Mr Lynam’s motorbike collided with a car on the outskirts of Kilkee in Co Clare. He was airlifted to hospital but was later pronounced dead.
Pat Clarke, chief executive of Down Syndrome Ireland, told how he was in Ennis manning one of the checkpoints for the event when his friend passed through his checkpoint about an hour before the accident. He said he got a text saying there had been a crash and that it was Mr Lynam, but initially he didn’t realise how serious it was.
He said they called a halt to the motorcycle challenge for the day and all of the people there went to the local hotel to hold a celebration of the Dubliner’s life.
As well as his job, Down Syndrome Ireland was a charity close to his heart, not least because he and his wife Nikki have a daughter Robyn who has Down Syndrome. They also have two sons, Jake and Harry.
Pat Clarke told how the Rev-up4DSI event which Mr Lynam founded had raised 1.6 million over the last 10 years for the charity.
“Aidan was much more than that. He was a father, a husband and he was involved in many, many other fundraising events like the Tour de Munster, the Tour de Leinster, Lap de Gaps with The Reservoir Cogs and also with the Maynooth Galway cycle,” he told RTÉ radio. “He had a broad outreach to an awful lot of people and his passing will affect an awful lot of people, not least within the community of families within the Down Syndrome Community.”
Aidan Lynam was an absolute gent He did great work and we had some good laughs
Pat Clarke said Mr Lynam was very “forthright” in assisting his colleagues in dealing with all the issues that they encountered in relation to Down Syndrome over the last number of years such as health concerns, medical cards and resource teaching hours.
“He will be sadly missed among all my colleagues in Down Syndrome Ireland and within the broader community of families with a child with Down Syndrome,” he said.
Hundreds of bikes arriving in Dublin now as they accompany the remains of the late Aidan Lynam back home pic.twitter.com/04pXaq1lzW— Emma Jane Hade (@emmajhade) May 4, 2015
Paul Sheridan of Tour de Munster described Mr Lynam as someone who was giving of his time and his spirit and who “inspired people to give the best of themselves”.
“He will be a huge loss to me personally as a friend,” he added. “We were brothers in arms as we tried to rally ordinary people to give of their best in an extraordinary setting like the Tour de Munster.”
Numerous people took to Twitter to pay tribute to Mr Lynam, including renowned comedian and biker PJ Gallagher who said: “This guy only ever called me to help other people.

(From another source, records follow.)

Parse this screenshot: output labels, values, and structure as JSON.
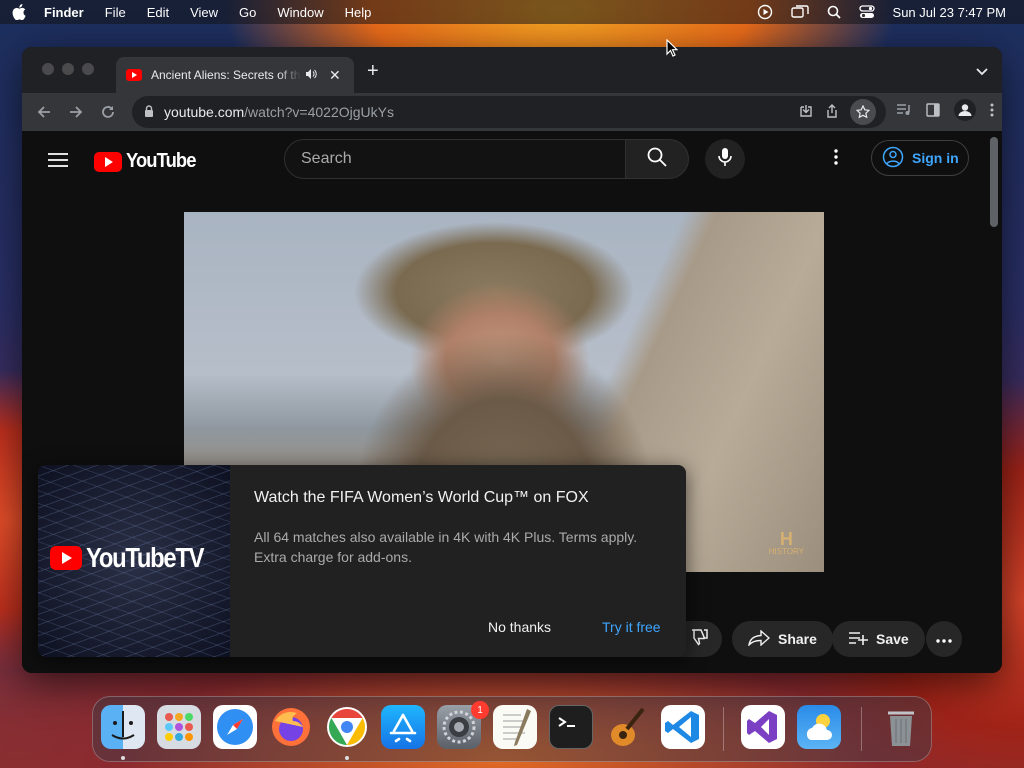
{
  "menubar": {
    "app": "Finder",
    "items": [
      "File",
      "Edit",
      "View",
      "Go",
      "Window",
      "Help"
    ],
    "clock": "Sun Jul 23  7:47 PM"
  },
  "browser": {
    "tab_title": "Ancient Aliens: Secrets of the",
    "url_domain": "youtube.com",
    "url_path": "/watch?v=4022OjgUkYs"
  },
  "youtube": {
    "logo_text": "YouTube",
    "search_placeholder": "Search",
    "signin_label": "Sign in",
    "video_watermark": "HISTORY",
    "share_label": "Share",
    "save_label": "Save"
  },
  "promo": {
    "logo_text": "YouTubeTV",
    "title": "Watch the FIFA Women’s World Cup™ on FOX",
    "body": "All 64 matches also available in 4K with 4K Plus. Terms apply. Extra charge for add-ons.",
    "no_thanks": "No thanks",
    "try_free": "Try it free"
  },
  "dock": {
    "apps": [
      "finder",
      "launchpad",
      "safari",
      "firefox",
      "chrome",
      "app-store",
      "system-settings",
      "textedit",
      "terminal",
      "garageband",
      "vscode",
      "visual-studio",
      "weather",
      "trash"
    ],
    "settings_badge": "1",
    "colors": {
      "finder": "#3b8de8",
      "chrome": "#e8453c",
      "vscode": "#1e88e5",
      "vs": "#7b3fc4",
      "weather": "#2a8be8"
    }
  }
}
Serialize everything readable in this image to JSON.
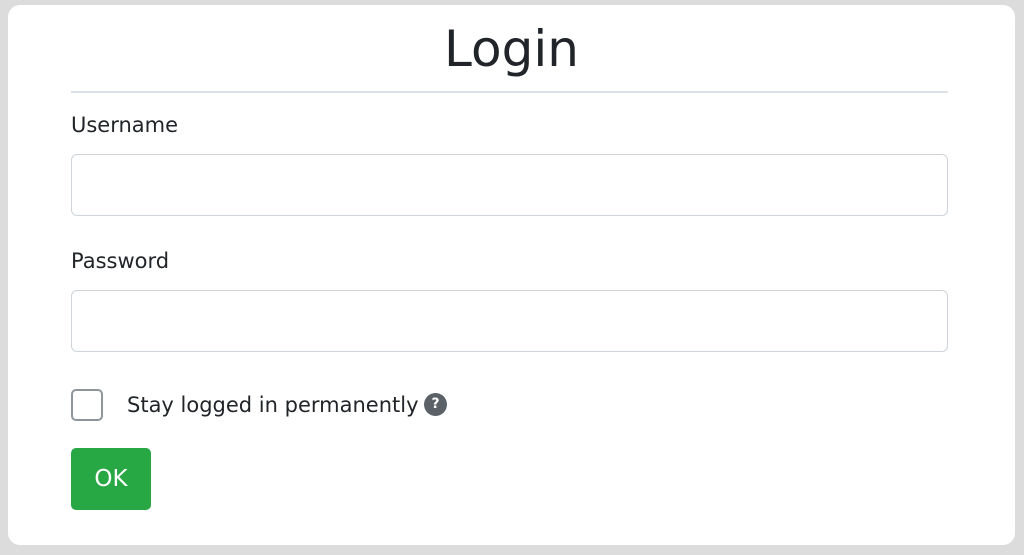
{
  "form": {
    "title": "Login",
    "username_label": "Username",
    "username_value": "",
    "password_label": "Password",
    "password_value": "",
    "stay_logged_in_label": "Stay logged in permanently",
    "stay_logged_in_checked": false,
    "help_icon_glyph": "?",
    "submit_label": "OK"
  },
  "icons": {
    "help": "question-circle-icon"
  },
  "colors": {
    "submit_button": "#28a745",
    "help_icon": "#5a6268",
    "divider": "#dee2e6",
    "input_border": "#ced4da"
  }
}
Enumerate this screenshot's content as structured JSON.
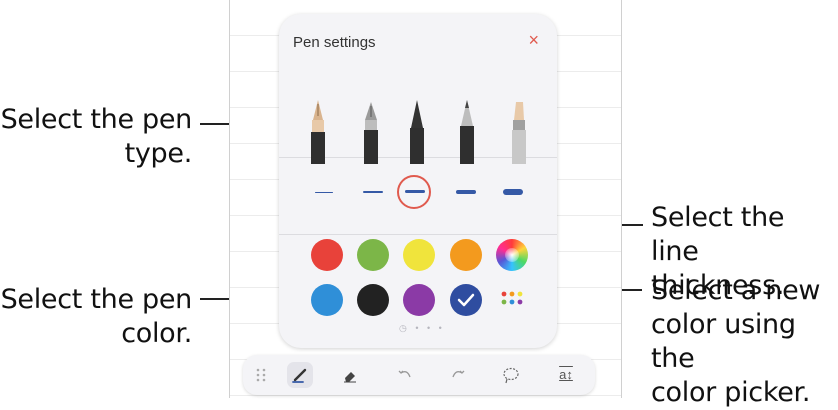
{
  "pen_settings": {
    "title": "Pen settings",
    "close_glyph": "×",
    "pen_types": [
      "fountain-pen",
      "calligraphy-pen",
      "pen",
      "pencil",
      "highlighter"
    ],
    "selected_pen": "fountain-pen",
    "line_thickness_levels": 5,
    "selected_thickness_level": 3,
    "colors": [
      "#e8423a",
      "#7cb648",
      "#f0e43c",
      "#f39a1e",
      "rainbow",
      "#2f8fd8",
      "#222222",
      "#8b3aa6",
      "#2f4da0",
      "palette"
    ],
    "selected_color": "#2f4da0",
    "page_indicator": "◷ • • •"
  },
  "toolbar": {
    "icons": [
      "drag-handle-icon",
      "pen-icon",
      "eraser-icon",
      "undo-icon",
      "redo-icon",
      "lasso-icon",
      "text-fit-icon"
    ],
    "text_fit_label": "a↕"
  },
  "callouts": {
    "pen_type": [
      "Select the pen",
      "type."
    ],
    "pen_color": [
      "Select the pen",
      "color."
    ],
    "line_thickness": [
      "Select the line",
      "thickness."
    ],
    "color_picker": [
      "Select a new",
      "color using the",
      "color picker."
    ]
  }
}
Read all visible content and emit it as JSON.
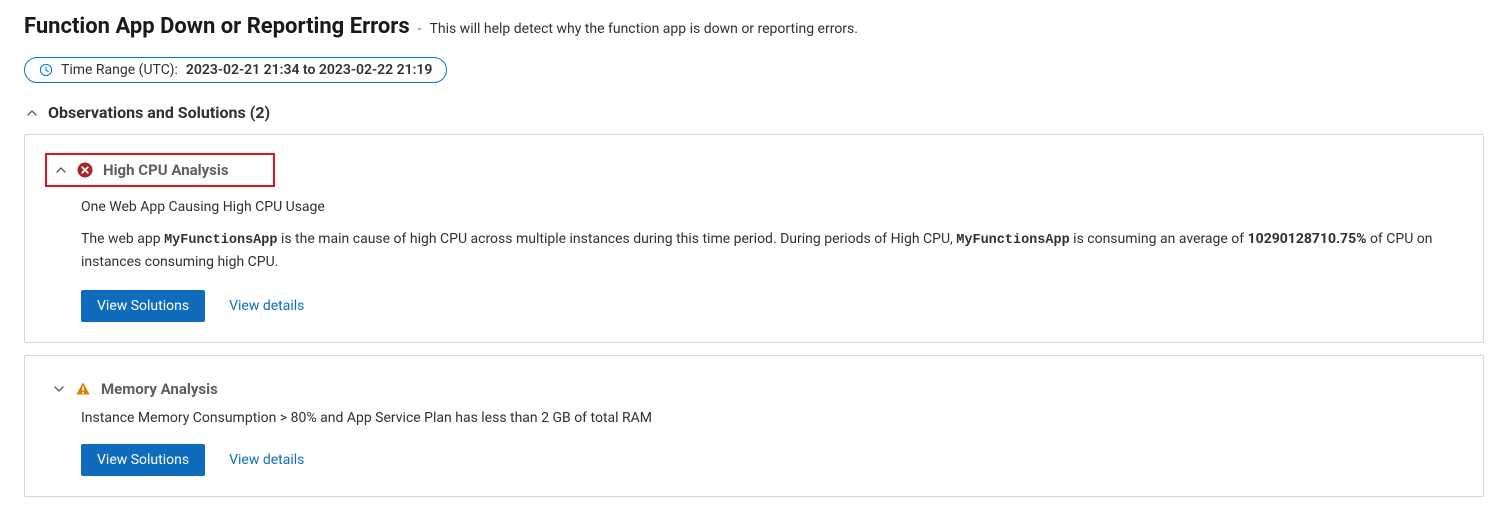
{
  "header": {
    "title": "Function App Down or Reporting Errors",
    "sep": "-",
    "subtitle": "This will help detect why the function app is down or reporting errors."
  },
  "timeRange": {
    "label": "Time Range (UTC):",
    "value": "2023-02-21 21:34 to 2023-02-22 21:19"
  },
  "section": {
    "heading": "Observations and Solutions (2)"
  },
  "cards": {
    "highCpu": {
      "title": "High CPU Analysis",
      "subtitle": "One Web App Causing High CPU Usage",
      "desc_p1": "The web app ",
      "app1": "MyFunctionsApp",
      "desc_p2": " is the main cause of high CPU across multiple instances during this time period. During periods of High CPU, ",
      "app2": "MyFunctionsApp",
      "desc_p3": " is consuming an average of ",
      "cpuPct": "10290128710.75%",
      "desc_p4": " of CPU on instances consuming high CPU.",
      "viewSolutions": "View Solutions",
      "viewDetails": "View details"
    },
    "memory": {
      "title": "Memory Analysis",
      "subtitle": "Instance Memory Consumption > 80% and App Service Plan has less than 2 GB of total RAM",
      "viewSolutions": "View Solutions",
      "viewDetails": "View details"
    }
  }
}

I’m gonna miss you buddy. Wish there was more like you Aidan Lynam. A life spent trying to improve the lives of everyone he met and most of all a biker.”
This guy only ever called me to help other people. I'm gonna miss you buddy. Wish there was more like you. pic.twitter.com/fnJqpMBo8X— PJ Gallagher (@pjgallagher) May 3, 2015
Ireland international rugby player, Martin Moore, said “Very sad news of Aidan Lynam’s passing yday. Lucky to have met him & seen amazing work he did for @DownSyndromeIRL. Thoughts with his family”.
© Irish Examiner Ltd. All rights reserved